» Exercise: The records that follow are to be given again exactly, with their pictures omitted.

=== Section Start ===

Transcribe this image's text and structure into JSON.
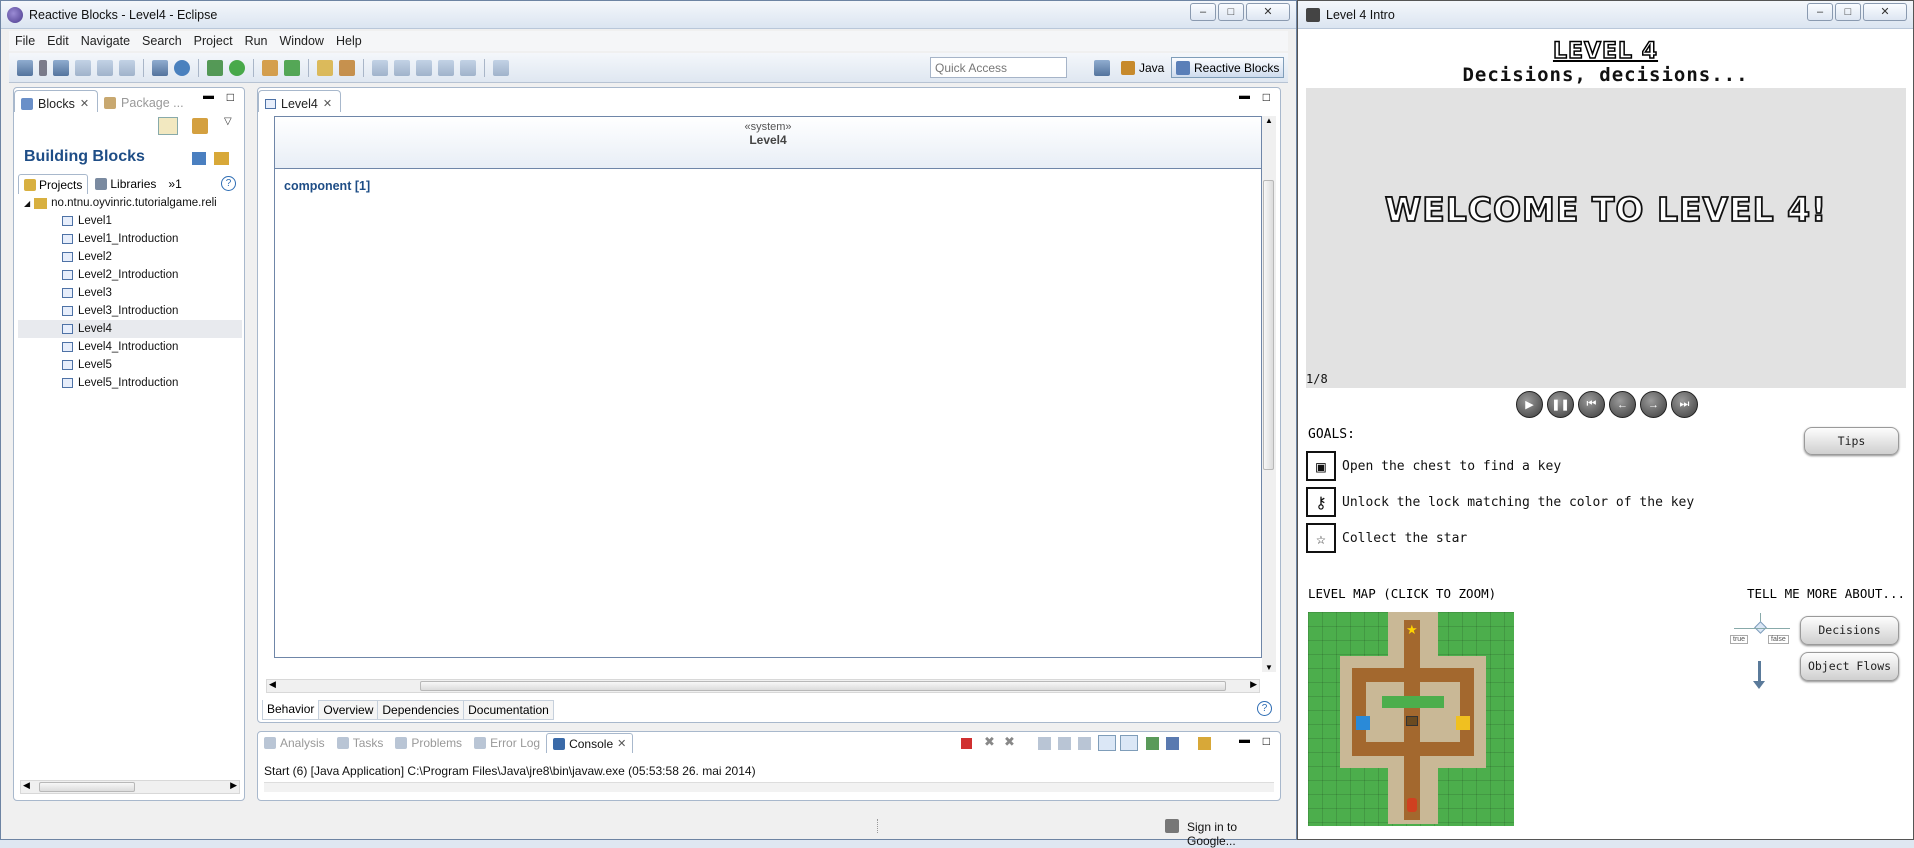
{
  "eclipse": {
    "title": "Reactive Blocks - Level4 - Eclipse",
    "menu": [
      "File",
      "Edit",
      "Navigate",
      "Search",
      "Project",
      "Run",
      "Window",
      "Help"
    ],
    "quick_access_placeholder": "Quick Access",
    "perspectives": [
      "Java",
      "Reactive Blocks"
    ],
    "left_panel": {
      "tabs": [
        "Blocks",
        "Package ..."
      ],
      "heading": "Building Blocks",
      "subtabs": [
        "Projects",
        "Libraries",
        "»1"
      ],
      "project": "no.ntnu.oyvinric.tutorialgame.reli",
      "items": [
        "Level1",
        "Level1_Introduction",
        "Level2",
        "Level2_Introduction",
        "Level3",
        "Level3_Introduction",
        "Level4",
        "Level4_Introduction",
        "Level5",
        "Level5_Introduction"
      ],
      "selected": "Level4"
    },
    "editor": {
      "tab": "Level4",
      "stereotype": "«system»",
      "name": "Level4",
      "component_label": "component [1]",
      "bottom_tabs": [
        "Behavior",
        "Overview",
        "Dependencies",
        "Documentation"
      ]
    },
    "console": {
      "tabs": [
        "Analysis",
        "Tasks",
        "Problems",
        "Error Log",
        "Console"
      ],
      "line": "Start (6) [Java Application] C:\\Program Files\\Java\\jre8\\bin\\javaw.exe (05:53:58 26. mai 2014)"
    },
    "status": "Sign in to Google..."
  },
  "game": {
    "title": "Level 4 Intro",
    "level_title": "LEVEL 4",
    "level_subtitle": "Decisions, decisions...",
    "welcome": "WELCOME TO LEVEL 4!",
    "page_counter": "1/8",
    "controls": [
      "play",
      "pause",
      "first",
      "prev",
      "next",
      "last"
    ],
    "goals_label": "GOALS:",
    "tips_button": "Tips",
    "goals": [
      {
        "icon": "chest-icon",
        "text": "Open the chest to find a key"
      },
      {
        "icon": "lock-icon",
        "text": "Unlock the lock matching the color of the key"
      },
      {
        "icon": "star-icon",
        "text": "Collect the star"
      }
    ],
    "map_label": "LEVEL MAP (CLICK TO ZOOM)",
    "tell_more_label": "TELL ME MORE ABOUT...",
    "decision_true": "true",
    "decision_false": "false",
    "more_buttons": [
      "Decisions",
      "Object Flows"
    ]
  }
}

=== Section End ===

» Answer to the problem:
Transcribe this image's text and structure into JSON.
{
  "eclipse": {
    "title": "Reactive Blocks - Level4 - Eclipse",
    "menu": [
      "File",
      "Edit",
      "Navigate",
      "Search",
      "Project",
      "Run",
      "Window",
      "Help"
    ],
    "quick_access_placeholder": "Quick Access",
    "perspectives": [
      "Java",
      "Reactive Blocks"
    ],
    "left_panel": {
      "tabs": [
        "Blocks",
        "Package ..."
      ],
      "heading": "Building Blocks",
      "subtabs": [
        "Projects",
        "Libraries",
        "»1"
      ],
      "project": "no.ntnu.oyvinric.tutorialgame.reli",
      "items": [
        "Level1",
        "Level1_Introduction",
        "Level2",
        "Level2_Introduction",
        "Level3",
        "Level3_Introduction",
        "Level4",
        "Level4_Introduction",
        "Level5",
        "Level5_Introduction"
      ],
      "selected": "Level4"
    },
    "editor": {
      "tab": "Level4",
      "stereotype": "«system»",
      "name": "Level4",
      "component_label": "component [1]",
      "bottom_tabs": [
        "Behavior",
        "Overview",
        "Dependencies",
        "Documentation"
      ]
    },
    "console": {
      "tabs": [
        "Analysis",
        "Tasks",
        "Problems",
        "Error Log",
        "Console"
      ],
      "line": "Start (6) [Java Application] C:\\Program Files\\Java\\jre8\\bin\\javaw.exe (05:53:58 26. mai 2014)"
    },
    "status": "Sign in to Google..."
  },
  "game": {
    "title": "Level 4 Intro",
    "level_title": "LEVEL 4",
    "level_subtitle": "Decisions, decisions...",
    "welcome": "WELCOME TO LEVEL 4!",
    "page_counter": "1/8",
    "controls": [
      "play",
      "pause",
      "first",
      "prev",
      "next",
      "last"
    ],
    "goals_label": "GOALS:",
    "tips_button": "Tips",
    "goals": [
      {
        "icon": "chest-icon",
        "text": "Open the chest to find a key"
      },
      {
        "icon": "lock-icon",
        "text": "Unlock the lock matching the color of the key"
      },
      {
        "icon": "star-icon",
        "text": "Collect the star"
      }
    ],
    "map_label": "LEVEL MAP (CLICK TO ZOOM)",
    "tell_more_label": "TELL ME MORE ABOUT...",
    "decision_true": "true",
    "decision_false": "false",
    "more_buttons": [
      "Decisions",
      "Object Flows"
    ]
  }
}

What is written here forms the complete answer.